A surprise photograph from India

Posted: September 20, 2012 - 15:53 , by Deepali Dewan

Mystery portrait in the ROM's collection, later revealed to be Sunder Shyam Chadha in the film “Chhottii Babhi,” 1951

Growing Collections: East Asian and South Asian Photography

Posted: February 28, 2012 - 15:36 , by Deepali Dewan

Photograph of educated man in his study by W. H. Grant, gelatin silver print, China, c. 1900. ROM 2011.79.20. Gift in memory of Rev. Dr. William Harvey Grant and Dr. Susannah McCalla Grant, M. D.

Three Questions with Cyrus Sundar Singh

Posted: July 20, 2011 - 13:35 , by Laura Comerford

Popular imagery of India is often full of bright colours that create vibrant landscapes. Taking a closer look it becomes clear that not only are India’s many forms of street art a huge source of these aesthetics, but also that they are changing. Canadian filmmaker Cyrus Sundar Singh, enchanted with the hand-painted billboards apparent on the Indian streetscape since he was a child, has made a documentary looking at where these billboards come from and what is happening to them.

Three Questions for Prashant Kadam

Posted: July 19, 2011 - 14:48 , by Laura Comerford

For a long time, bioscopes have been a part of India’s bustling landscape, an aspect of childhood that came and went as bioscopewallahs travelled through the country. Bioscopes are an early movie projector taking the form of a wooden box, the interior of which has pictures that can be viewed through four circular holes. Bioscopewallahs are the people who would make their living by them, setting up temporarily and offering them as entertainment to children.

Five Questions for Noah Cowan

Posted: July 14, 2011 - 11:00 , by Laura Comerford

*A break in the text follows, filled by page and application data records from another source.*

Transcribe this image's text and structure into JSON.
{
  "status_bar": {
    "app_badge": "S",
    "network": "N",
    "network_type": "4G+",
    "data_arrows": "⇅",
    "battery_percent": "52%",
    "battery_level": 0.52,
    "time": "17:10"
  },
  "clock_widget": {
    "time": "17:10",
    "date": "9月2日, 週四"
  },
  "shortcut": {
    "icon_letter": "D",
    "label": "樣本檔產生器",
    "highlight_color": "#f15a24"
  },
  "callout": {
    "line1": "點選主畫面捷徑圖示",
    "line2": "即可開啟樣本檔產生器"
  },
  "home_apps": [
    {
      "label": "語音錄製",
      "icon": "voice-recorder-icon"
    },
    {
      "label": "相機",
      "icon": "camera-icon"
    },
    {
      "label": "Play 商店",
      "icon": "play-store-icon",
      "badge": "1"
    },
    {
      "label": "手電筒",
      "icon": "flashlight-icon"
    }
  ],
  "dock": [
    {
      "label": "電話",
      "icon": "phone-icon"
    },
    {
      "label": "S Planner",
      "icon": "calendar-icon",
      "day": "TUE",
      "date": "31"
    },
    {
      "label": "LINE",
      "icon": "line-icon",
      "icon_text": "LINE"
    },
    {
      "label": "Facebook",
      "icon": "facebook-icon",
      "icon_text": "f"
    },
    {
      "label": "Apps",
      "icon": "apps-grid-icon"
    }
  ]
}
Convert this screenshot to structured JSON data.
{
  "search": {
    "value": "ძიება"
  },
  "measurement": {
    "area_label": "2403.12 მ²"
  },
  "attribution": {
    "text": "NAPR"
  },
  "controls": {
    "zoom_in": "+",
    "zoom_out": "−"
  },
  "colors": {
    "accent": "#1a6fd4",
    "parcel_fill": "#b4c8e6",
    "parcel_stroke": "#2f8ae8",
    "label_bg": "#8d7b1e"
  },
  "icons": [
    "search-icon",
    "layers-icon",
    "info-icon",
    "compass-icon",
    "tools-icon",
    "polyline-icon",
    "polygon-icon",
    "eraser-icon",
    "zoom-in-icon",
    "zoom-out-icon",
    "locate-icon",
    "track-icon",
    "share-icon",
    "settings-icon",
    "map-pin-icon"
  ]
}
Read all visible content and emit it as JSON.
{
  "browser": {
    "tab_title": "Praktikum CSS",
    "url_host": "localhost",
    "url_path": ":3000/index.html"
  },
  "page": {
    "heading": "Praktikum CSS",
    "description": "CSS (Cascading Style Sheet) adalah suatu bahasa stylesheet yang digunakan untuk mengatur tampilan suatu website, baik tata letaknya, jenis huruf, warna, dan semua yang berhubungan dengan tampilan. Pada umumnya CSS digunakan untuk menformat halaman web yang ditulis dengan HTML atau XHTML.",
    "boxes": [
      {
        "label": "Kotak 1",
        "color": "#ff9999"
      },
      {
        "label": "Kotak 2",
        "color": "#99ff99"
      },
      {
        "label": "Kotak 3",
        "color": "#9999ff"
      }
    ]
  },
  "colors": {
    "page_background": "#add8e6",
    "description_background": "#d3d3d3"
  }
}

Fun fact about the TIFF Bell Lightbox: its Artistic Director started out as a box-office volunteer. As a teenager, Noah Cowan volunteered for the relatively young “Festival of Festivals”, now the Toronto International Film Festival. Since those humble beginnings, he has started Midnight Madness, founded the Global Film Initiative, curated major retrospectives on Indian and Japanese cinema, started a production company, been a film critic, Co-Directed TIFF and became Artistic Director of TIFF Bell Lightbox- but not exactly in that order.